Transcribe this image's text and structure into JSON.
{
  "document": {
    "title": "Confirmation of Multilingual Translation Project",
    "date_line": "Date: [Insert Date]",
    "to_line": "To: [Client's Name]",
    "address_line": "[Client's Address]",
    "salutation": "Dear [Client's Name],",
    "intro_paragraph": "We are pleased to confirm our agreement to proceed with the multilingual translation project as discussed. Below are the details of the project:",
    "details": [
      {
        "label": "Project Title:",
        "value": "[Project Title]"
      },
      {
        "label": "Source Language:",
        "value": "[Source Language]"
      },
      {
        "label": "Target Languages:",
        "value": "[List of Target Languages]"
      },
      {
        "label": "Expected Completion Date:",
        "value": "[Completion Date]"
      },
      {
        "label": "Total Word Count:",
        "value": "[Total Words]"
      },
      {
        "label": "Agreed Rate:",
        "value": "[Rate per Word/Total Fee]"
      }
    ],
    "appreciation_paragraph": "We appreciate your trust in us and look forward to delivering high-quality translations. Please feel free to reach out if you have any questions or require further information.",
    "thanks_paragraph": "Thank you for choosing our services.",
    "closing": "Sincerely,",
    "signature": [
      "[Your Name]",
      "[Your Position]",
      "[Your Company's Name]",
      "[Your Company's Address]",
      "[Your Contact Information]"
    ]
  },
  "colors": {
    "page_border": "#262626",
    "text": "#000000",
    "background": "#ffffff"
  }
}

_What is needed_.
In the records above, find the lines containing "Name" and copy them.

_Exercise solution_.
    "to_line": "To: [Client's Name]",
    "salutation": "Dear [Client's Name],",
      "[Your Name]",
      "[Your Company's Name]",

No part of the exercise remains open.